(INFORMATION PROVIDED)

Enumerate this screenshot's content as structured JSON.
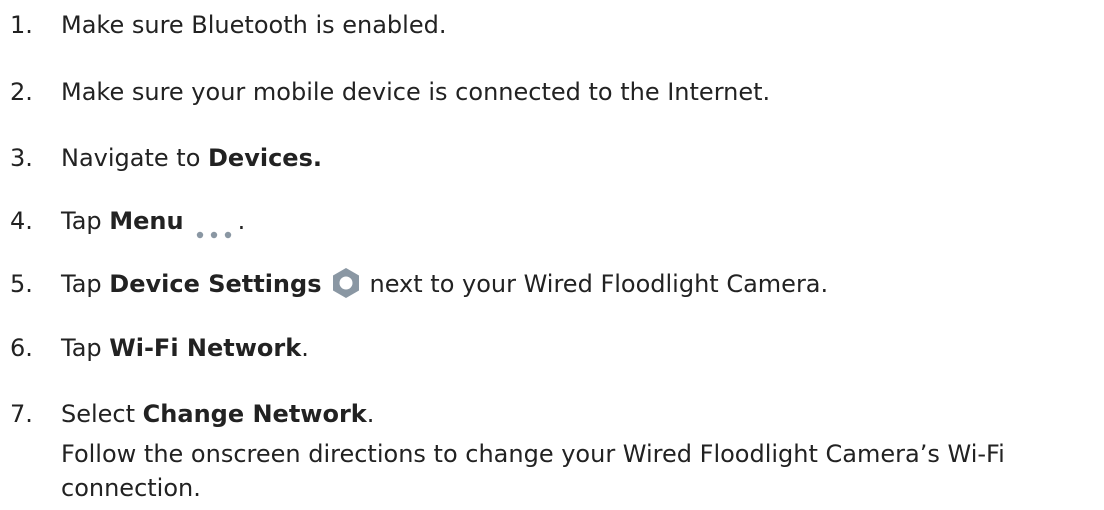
{
  "steps": [
    {
      "number": "1.",
      "text": "Make sure Bluetooth is enabled."
    },
    {
      "number": "2.",
      "text": "Make sure your mobile device is connected to the Internet."
    },
    {
      "number": "3.",
      "prefix": "Navigate to ",
      "bold": "Devices."
    },
    {
      "number": "4.",
      "prefix": "Tap ",
      "bold": "Menu",
      "icon": "more-horizontal-icon",
      "suffix": "."
    },
    {
      "number": "5.",
      "prefix": "Tap ",
      "bold": "Device Settings",
      "icon": "gear-icon",
      "suffix": "next to your Wired Floodlight Camera."
    },
    {
      "number": "6.",
      "prefix": "Tap ",
      "bold": "Wi-Fi Network",
      "suffix": "."
    },
    {
      "number": "7.",
      "prefix": "Select ",
      "bold": "Change Network",
      "suffix": ".",
      "subtext": "Follow the onscreen directions to change your Wired Floodlight Camera’s Wi-Fi connection."
    }
  ],
  "colors": {
    "text": "#222222",
    "icon_gray": "#8a97a3"
  }
}
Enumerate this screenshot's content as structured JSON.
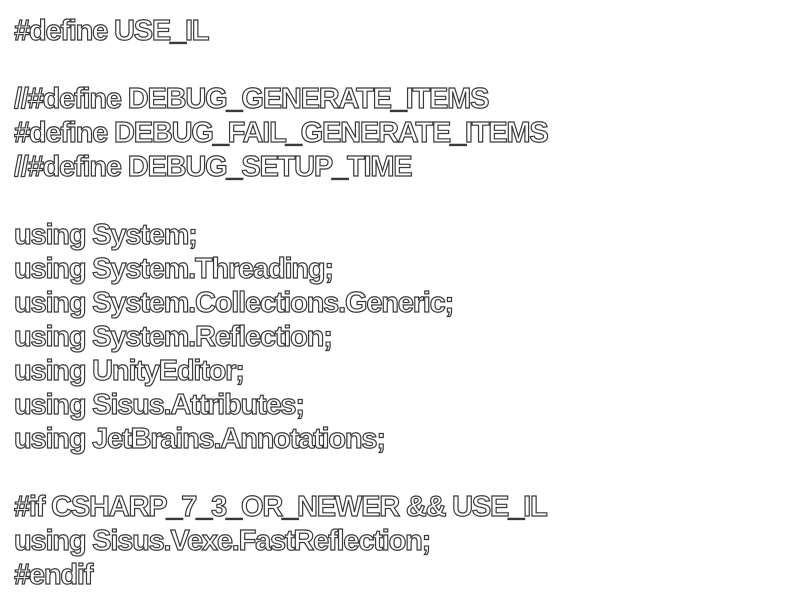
{
  "editor": {
    "lines": [
      "#define USE_IL",
      "",
      "//#define DEBUG_GENERATE_ITEMS",
      "#define DEBUG_FAIL_GENERATE_ITEMS",
      "//#define DEBUG_SETUP_TIME",
      "",
      "using System;",
      "using System.Threading;",
      "using System.Collections.Generic;",
      "using System.Reflection;",
      "using UnityEditor;",
      "using Sisus.Attributes;",
      "using JetBrains.Annotations;",
      "",
      "#if CSHARP_7_3_OR_NEWER && USE_IL",
      "using Sisus.Vexe.FastReflection;",
      "#endif"
    ]
  },
  "colors": {
    "background": "#ffffff",
    "text_fill": "#ffffff",
    "text_outline": "#3a3a3a"
  }
}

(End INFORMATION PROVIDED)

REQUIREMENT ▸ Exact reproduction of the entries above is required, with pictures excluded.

WRITTEN ANSWER ▸
Enumerate this screenshot's content as structured JSON.
{
  "steps": [
    {
      "number": "1.",
      "text": "Make sure Bluetooth is enabled."
    },
    {
      "number": "2.",
      "text": "Make sure your mobile device is connected to the Internet."
    },
    {
      "number": "3.",
      "prefix": "Navigate to ",
      "bold": "Devices."
    },
    {
      "number": "4.",
      "prefix": "Tap ",
      "bold": "Menu",
      "icon": "more-horizontal-icon",
      "suffix": "."
    },
    {
      "number": "5.",
      "prefix": "Tap ",
      "bold": "Device Settings",
      "icon": "gear-icon",
      "suffix": "next to your Wired Floodlight Camera."
    },
    {
      "number": "6.",
      "prefix": "Tap ",
      "bold": "Wi-Fi Network",
      "suffix": "."
    },
    {
      "number": "7.",
      "prefix": "Select ",
      "bold": "Change Network",
      "suffix": ".",
      "subtext": "Follow the onscreen directions to change your Wired Floodlight Camera’s Wi-Fi connection."
    }
  ],
  "colors": {
    "text": "#222222",
    "icon_gray": "#8a97a3"
  }
}
Enumerate this screenshot's content as structured JSON.
{
  "editor": {
    "lines": [
      "#define USE_IL",
      "",
      "//#define DEBUG_GENERATE_ITEMS",
      "#define DEBUG_FAIL_GENERATE_ITEMS",
      "//#define DEBUG_SETUP_TIME",
      "",
      "using System;",
      "using System.Threading;",
      "using System.Collections.Generic;",
      "using System.Reflection;",
      "using UnityEditor;",
      "using Sisus.Attributes;",
      "using JetBrains.Annotations;",
      "",
      "#if CSHARP_7_3_OR_NEWER && USE_IL",
      "using Sisus.Vexe.FastReflection;",
      "#endif"
    ]
  },
  "colors": {
    "background": "#ffffff",
    "text_fill": "#ffffff",
    "text_outline": "#3a3a3a"
  }
}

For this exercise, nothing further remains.